Please repeat the data in full, character for character.

START Task material

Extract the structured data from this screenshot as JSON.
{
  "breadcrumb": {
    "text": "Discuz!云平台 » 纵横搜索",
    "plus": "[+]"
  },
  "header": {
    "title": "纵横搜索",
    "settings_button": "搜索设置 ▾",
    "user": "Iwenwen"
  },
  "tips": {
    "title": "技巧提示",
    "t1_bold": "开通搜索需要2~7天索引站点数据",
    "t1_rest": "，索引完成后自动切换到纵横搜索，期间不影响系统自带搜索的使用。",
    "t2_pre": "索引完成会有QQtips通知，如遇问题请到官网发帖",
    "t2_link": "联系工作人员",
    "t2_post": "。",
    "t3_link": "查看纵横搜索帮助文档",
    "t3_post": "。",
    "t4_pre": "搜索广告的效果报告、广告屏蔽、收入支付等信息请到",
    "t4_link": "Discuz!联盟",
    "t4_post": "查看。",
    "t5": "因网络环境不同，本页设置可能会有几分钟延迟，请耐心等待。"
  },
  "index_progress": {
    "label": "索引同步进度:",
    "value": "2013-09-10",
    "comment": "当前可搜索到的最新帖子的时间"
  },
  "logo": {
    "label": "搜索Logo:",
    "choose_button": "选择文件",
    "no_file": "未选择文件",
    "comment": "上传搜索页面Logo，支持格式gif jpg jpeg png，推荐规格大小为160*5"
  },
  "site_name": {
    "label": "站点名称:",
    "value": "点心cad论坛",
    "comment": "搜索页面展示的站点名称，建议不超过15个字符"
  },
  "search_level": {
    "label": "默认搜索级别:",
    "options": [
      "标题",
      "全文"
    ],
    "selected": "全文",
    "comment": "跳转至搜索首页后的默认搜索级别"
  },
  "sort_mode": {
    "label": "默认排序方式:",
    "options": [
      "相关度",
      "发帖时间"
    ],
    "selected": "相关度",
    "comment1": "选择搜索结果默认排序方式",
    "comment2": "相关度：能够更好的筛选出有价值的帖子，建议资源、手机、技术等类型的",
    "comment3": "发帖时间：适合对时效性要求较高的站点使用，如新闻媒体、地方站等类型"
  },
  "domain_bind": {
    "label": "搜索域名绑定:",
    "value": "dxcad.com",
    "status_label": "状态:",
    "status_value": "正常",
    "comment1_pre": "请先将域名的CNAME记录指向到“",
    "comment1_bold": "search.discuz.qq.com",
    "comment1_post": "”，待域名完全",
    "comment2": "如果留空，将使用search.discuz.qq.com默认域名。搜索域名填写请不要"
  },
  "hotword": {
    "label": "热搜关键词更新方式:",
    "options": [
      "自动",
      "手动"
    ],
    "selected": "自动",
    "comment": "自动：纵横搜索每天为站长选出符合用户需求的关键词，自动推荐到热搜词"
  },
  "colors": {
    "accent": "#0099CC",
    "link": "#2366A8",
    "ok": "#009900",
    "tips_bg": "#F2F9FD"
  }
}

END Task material

# The answer
Extract the structured data from this screenshot as JSON.
{
  "breadcrumb": {
    "text": "Discuz!云平台 » 纵横搜索",
    "plus": "[+]"
  },
  "header": {
    "title": "纵横搜索",
    "settings_button": "搜索设置 ▾",
    "user": "Iwenwen"
  },
  "tips": {
    "title": "技巧提示",
    "t1_bold": "开通搜索需要2~7天索引站点数据",
    "t1_rest": "，索引完成后自动切换到纵横搜索，期间不影响系统自带搜索的使用。",
    "t2_pre": "索引完成会有QQtips通知，如遇问题请到官网发帖",
    "t2_link": "联系工作人员",
    "t2_post": "。",
    "t3_link": "查看纵横搜索帮助文档",
    "t3_post": "。",
    "t4_pre": "搜索广告的效果报告、广告屏蔽、收入支付等信息请到",
    "t4_link": "Discuz!联盟",
    "t4_post": "查看。",
    "t5": "因网络环境不同，本页设置可能会有几分钟延迟，请耐心等待。"
  },
  "index_progress": {
    "label": "索引同步进度:",
    "value": "2013-09-10",
    "comment": "当前可搜索到的最新帖子的时间"
  },
  "logo": {
    "label": "搜索Logo:",
    "choose_button": "选择文件",
    "no_file": "未选择文件",
    "comment": "上传搜索页面Logo，支持格式gif jpg jpeg png，推荐规格大小为160*5"
  },
  "site_name": {
    "label": "站点名称:",
    "value": "点心cad论坛",
    "comment": "搜索页面展示的站点名称，建议不超过15个字符"
  },
  "search_level": {
    "label": "默认搜索级别:",
    "options": [
      "标题",
      "全文"
    ],
    "selected": "全文",
    "comment": "跳转至搜索首页后的默认搜索级别"
  },
  "sort_mode": {
    "label": "默认排序方式:",
    "options": [
      "相关度",
      "发帖时间"
    ],
    "selected": "相关度",
    "comment1": "选择搜索结果默认排序方式",
    "comment2": "相关度：能够更好的筛选出有价值的帖子，建议资源、手机、技术等类型的",
    "comment3": "发帖时间：适合对时效性要求较高的站点使用，如新闻媒体、地方站等类型"
  },
  "domain_bind": {
    "label": "搜索域名绑定:",
    "value": "dxcad.com",
    "status_label": "状态:",
    "status_value": "正常",
    "comment1_pre": "请先将域名的CNAME记录指向到“",
    "comment1_bold": "search.discuz.qq.com",
    "comment1_post": "”，待域名完全",
    "comment2": "如果留空，将使用search.discuz.qq.com默认域名。搜索域名填写请不要"
  },
  "hotword": {
    "label": "热搜关键词更新方式:",
    "options": [
      "自动",
      "手动"
    ],
    "selected": "自动",
    "comment": "自动：纵横搜索每天为站长选出符合用户需求的关键词，自动推荐到热搜词"
  },
  "colors": {
    "accent": "#0099CC",
    "link": "#2366A8",
    "ok": "#009900",
    "tips_bg": "#F2F9FD"
  }
}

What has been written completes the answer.